We’re big believers in doing guest posts on other marketing sites. It reaches new audiences, builds backlinks and boosts our page rank and overall search rankings.
The only bad thing: our regular blog readers don’t get to see them unless they happen to follow the blogs we’re posting on. We wouldn’t want to simply cut and paste the posts here — that would create duplicate content and we’d get Google-slapped. But maybe we could just let our readers know about some recent posts out there, in case they want to check them out.
With that in mind, here’s a round-up of four recent posts we did on Econsultancy, the world’s greatest digital marketing community, training company, research house and event organiser (ok… and client of Velocity):
Targeting by psychographics instead of demographics
We all consider the mindset of our target audiences but do we ever actually segment our audience and target campaigns accordingly?

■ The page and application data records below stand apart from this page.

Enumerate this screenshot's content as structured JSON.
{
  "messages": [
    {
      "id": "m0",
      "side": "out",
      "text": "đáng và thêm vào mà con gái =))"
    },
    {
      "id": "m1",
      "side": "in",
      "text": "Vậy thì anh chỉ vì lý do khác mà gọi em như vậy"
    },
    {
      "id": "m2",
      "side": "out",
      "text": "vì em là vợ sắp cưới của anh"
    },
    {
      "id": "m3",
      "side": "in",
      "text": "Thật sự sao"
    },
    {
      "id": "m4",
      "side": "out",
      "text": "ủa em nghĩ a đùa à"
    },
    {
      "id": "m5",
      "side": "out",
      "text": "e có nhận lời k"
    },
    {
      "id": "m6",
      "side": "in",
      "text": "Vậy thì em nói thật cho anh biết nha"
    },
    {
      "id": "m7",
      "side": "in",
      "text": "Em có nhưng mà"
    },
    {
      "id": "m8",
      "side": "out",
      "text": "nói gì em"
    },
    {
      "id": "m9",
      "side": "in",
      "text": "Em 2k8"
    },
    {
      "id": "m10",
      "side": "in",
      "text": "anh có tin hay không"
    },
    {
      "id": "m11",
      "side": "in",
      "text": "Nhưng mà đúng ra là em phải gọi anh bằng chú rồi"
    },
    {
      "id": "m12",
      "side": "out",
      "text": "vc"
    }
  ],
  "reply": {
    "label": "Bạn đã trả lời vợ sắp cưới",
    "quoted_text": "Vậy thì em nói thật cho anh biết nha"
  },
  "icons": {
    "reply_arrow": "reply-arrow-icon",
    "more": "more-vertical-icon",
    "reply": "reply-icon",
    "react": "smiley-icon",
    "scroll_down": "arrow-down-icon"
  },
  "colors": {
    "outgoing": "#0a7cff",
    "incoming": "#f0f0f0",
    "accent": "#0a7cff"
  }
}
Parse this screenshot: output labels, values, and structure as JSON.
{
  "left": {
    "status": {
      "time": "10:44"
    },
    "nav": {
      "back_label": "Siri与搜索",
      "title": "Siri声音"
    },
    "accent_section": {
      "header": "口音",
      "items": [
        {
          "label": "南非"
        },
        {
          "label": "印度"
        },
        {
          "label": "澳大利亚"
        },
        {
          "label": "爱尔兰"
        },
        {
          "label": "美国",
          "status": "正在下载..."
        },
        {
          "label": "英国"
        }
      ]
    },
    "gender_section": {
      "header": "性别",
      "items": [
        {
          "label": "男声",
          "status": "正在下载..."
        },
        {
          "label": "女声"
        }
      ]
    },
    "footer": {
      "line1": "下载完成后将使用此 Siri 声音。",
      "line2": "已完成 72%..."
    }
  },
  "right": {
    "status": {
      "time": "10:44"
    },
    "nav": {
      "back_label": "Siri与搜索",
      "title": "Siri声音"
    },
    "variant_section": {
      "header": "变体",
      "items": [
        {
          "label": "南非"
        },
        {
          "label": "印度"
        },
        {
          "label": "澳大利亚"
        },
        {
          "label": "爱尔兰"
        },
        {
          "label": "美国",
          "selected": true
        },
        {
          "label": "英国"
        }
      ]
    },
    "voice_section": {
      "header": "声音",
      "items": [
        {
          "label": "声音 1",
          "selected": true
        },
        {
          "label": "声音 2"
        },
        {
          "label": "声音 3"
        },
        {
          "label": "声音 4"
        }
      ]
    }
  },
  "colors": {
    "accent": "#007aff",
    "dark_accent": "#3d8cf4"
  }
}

Help – I’m being stalked by a clumsy ad retargeter!
The marketers at Fuze Meeting have been retargeting our whole company — and any of our clients who attend one of our web meetings hosted on Fuze. I complained. Was ignored. And posted about it. I then got a very strange response (offline) from a crazy person claiming to be the head of marketing at Fuze. Ask me about it sometime.
Website governance problems are eroding effectiveness
Ryan actually wrote this puppy but it’s under my byline due to the guest posting rules. It’s all about the importance of proper web quality management, especially for companies with big, global web estates. How do you monitor the quality and compliance of 25 sites?
Why B2B marketers need to be revenue marketers
Why accountability is the new B2B mission — and why owning the revenue pipeline is essential.
There. I feel much better now that these posts are also being shared with our immense, loyal — dare we say passionate – Velocity blog readers. And I think I did it in such a way that Econsultancy doesn’t lose any Google juice (in fact they get the backlinks).
Photo: a.dombrowski flickr creative commons